John Hinderaker at Powerline had a private conversation yesterday with a “senior, elected Republican official.” During their talk, the GOP leader noted that Democrats, more than ever, are the party of special interests, as reflected by their perverse policy decisions. He offered several, often-cited examples:
* They want to destroy the secret ballot in union elections, the cornerstone of labor democracy. Why? Because they are owned by the unions.
* They allowed our ability to spy on terrorists to lapse for a period of time, thereby threatening our national security. Why? Because they are owned by the plaintiffs' lawyers who were determined to sue telecoms.
* They try to block energy production, even though they know that the effects on our economy will be disastrous. Why? Because they are owned by the Sierra Club and other "environmentalist" groups.
What Mr. Hinderaker finds surprising isn’t the fact that Democrats can be bought, but rather, their sustained treatment as the “home team of politics by essentially every reporter and editor in the business.”
We beg to disagree. When more that 80% of the national press corps pulls the lever for a Democrat during each presidential election, you can expect fawning coverage for the media’s favorite political party.
But there’s another elephant in the room (pun intended), that’s ignored by both John Hinderaker and that unnamed GOP official. Why haven’t Republicans mounted a more spirited challenge to these Democratic positions—and the special interests that support them. Some would argue that the GOP has done that; the recent FISA extension bill was a major victory for President Bush, crafted on his terms, not those of Democratic special interests.
However, the Democrats still dominated the public debate, depicting terrorist surveillance as “spying” on ordinary Americans.
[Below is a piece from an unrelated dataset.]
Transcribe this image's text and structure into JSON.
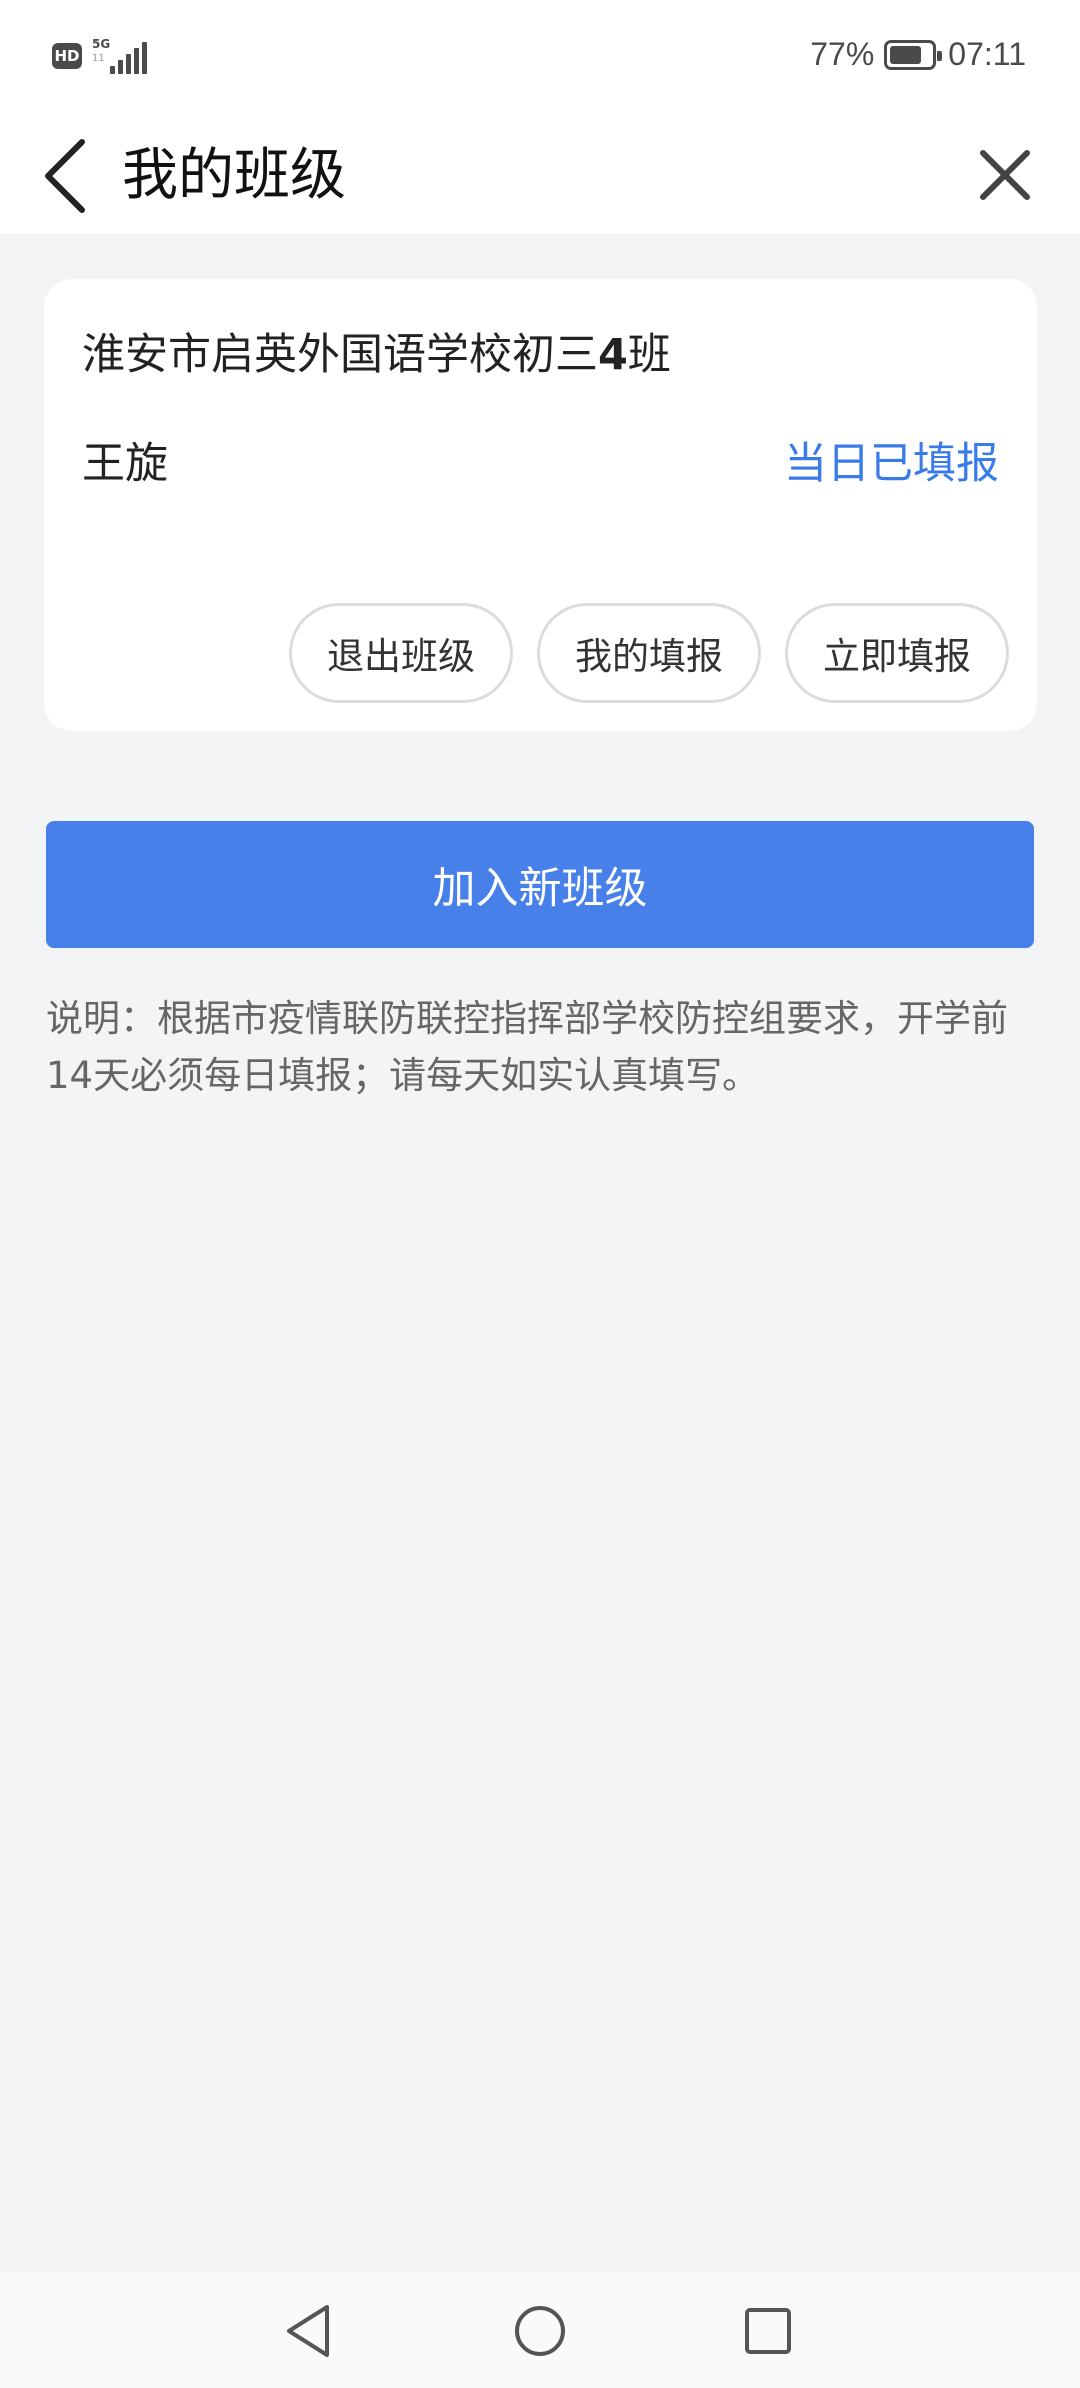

Recent opinion polls show that many voters still have misgivings about the program, despite proven success in identifying terrorists in our midst.
Each of the issues identified by the Republican leader positively cry out for a devastating TV ad campaigns, highlighting the dangers of these Democratic positions. Unfortunately, such ads are few and far between, even in an election year. And it’s not a shortage of cash; the RNC has more on hand than Howard Dean and the Democrats.
The real problem is a lack of political willpower. GOP leaders are unwilling to take on Democratic special interests with any consistency, fearing that some members of those groups will vote against them, or (worse yet) The New York Times might criticize them editorially. Memo to the GOP: Get over it, and get on with it. Those interest groups will never vote Republican in substantial numbers, and the Times won’t support you either.
Meanwhile, there are millions of voters who want Republicans to take a stand in favor of expanded energy production, lower taxes and winning the war on terrorism, among other issues. But effective counter punches on those issues have been relatively few and far between. One of the first rules of boxing (and politics) is the need to jab and counter-punch; in those areas, the GOP remains woefully inept.
That’s another reason that Tony Snow will be missed by the conservative rank-and-file. As presidential press secretary, Mr. Snow was an incredibly effective advocate for Bush Administration policies, and willing to take on the press corps in defending them. In many respects, Tony's daily briefings were the administration's most effective bully pulpit, and no one, repeat no one, has been able to duplicate his performance.
Will the next Tony Snow please step forward? Better yet, will someone tell the GOP that Barack Obama's flip-flops (and the Democrats' disastrous energy policies) represent political issues that are prime for exploitation, if the Republicans will rise to the occasion.
Appearing on Fox News last night, Dick Morris observed that "Drill Here, Drill Now, Pay Less," was the first position the GOP had successfully articulated in the last four years. Such is the state of Republican leadership. With all due respect to Mr. Hinderaker's friend, the GOP would be better off trying to exploit political openings, and worrying less about the same old special interests that have controlled the Democratic party for decades.